Flash fiction taking hold, says Masih; style becoming more experimental
Flash fiction is becoming popular in part because the academic world is beginning to take notice and more colleges and universities are teaching the genre, says author and flash fiction writer Tara L. Masih. This popularity is not necessarily connected to our shrinking attention spans. That’s been going on for a century or more, she says.
Masih is the author of The Rose Metal Press Field Guide to Writing Flash Fiction. In a recent email interview she explored flash fiction and its antecedents. Despite its recent growth, Masih says, flash fiction is not considered serious fiction by everyone.

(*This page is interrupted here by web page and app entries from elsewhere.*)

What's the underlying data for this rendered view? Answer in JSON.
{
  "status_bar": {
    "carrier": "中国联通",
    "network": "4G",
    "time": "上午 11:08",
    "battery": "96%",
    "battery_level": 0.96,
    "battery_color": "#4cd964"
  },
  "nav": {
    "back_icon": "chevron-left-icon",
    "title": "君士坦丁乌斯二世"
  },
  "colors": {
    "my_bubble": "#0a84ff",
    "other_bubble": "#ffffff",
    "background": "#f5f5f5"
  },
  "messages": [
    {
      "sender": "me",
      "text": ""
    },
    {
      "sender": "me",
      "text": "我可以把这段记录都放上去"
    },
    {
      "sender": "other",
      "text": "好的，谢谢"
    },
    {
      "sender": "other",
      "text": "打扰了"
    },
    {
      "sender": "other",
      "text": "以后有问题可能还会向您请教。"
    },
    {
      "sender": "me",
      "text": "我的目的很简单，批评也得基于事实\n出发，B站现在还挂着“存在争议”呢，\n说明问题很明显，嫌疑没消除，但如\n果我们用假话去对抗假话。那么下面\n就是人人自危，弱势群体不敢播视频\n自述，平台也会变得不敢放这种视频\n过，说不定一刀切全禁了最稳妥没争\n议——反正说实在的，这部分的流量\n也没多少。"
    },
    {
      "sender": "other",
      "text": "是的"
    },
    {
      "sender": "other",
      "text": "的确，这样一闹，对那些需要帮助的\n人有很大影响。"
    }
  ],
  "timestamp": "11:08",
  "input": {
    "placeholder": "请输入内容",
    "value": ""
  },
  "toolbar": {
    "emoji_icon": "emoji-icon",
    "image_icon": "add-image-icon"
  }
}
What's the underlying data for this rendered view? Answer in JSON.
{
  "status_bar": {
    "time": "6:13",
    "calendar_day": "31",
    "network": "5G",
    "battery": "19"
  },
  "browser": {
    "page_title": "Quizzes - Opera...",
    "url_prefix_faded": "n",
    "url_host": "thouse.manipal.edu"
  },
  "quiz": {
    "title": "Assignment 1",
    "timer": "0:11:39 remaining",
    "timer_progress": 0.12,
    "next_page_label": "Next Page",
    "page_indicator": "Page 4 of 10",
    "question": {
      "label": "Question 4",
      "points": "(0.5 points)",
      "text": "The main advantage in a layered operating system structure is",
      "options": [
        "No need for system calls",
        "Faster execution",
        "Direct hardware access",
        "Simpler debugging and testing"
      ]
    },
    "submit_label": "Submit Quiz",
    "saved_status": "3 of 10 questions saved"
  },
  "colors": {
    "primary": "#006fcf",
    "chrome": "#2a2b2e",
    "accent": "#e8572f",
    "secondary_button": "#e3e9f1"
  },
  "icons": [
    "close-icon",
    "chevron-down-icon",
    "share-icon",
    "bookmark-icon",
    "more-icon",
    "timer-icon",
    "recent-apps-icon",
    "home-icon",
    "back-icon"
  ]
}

“…I’ve encountered some pretty strong opinions about flash not being a serious literary form,” she says. “There is the attitude that because it is so short, it must be easier to write and therefore not worthy of being included in the literary canon.”
With a number of respected writers now using flash fiction, however, Masih says, and with more students requesting it, “the academic world is beginning to take a closer look.”
Flash fiction or shorter fiction, says Masih, was actually more popular during the 1800s and into the 1900s. Due in large part to the Industrial Revolution, our attention spans began getting shorter, she says. The population was becoming more literate but had less time to read. “This climate,” she says, “allowed writers like O. Henry and Edgar Allan Poe to make a living writing short works for magazines.”
Short fiction dwindled–or went underground says Masih–“when periodicals folded and with the advent of television.
“Literary journals kept it going, and it moved away from the formulaic O. Henry style to a more experimental, poetic style,” Masih says. “The recent interest is a resurgence rather than a new movement.”
According to Masih, the Internet and the proliferation of online flash fiction journals has helped spread the popularity recently, as has flash anthologies edited by Robert Shapard and James Thomas.
It was one of those anthologies, Sudden Fiction, that made Masih realize that more and more authors were writing little stories and that flash was becoming its own genre. In high school her writing teacher taught students to write vignettes.
“[The teacher] believed in writing from deep wells and capturing intense emotional moments,” she says. “So my prose style was formed very early in my writing life.”
Masih earned an MA in writing and publishing from Emerson College, where she taught freshman composition and grammar. In addition to her instruction book on flash fiction, she is the author of, Where the Dog Star Never Glows, a collection of short fiction that was finalist in the National Best Book Awards.
Short short fiction comes in many categories, just like longer works, she says. Flash fiction stories can be considered literary, science fiction, speculative, horror, or romance. The term flash fiction, she says, applies to stories less of less than 1,500 words. Tiny stories, as popularized by some journals that look for fiction under 100 words, are in the realm of microfiction, says Masih.
“Some writers refuse to use the term ‘flash’ and insist on ‘short shorts,’ ‘one-page fictions’ or simply ‘stories,’” she says.
“Flash is just one label. There are many. And I don’t think labeling helps anything creative.”
Works by Tara L. Masih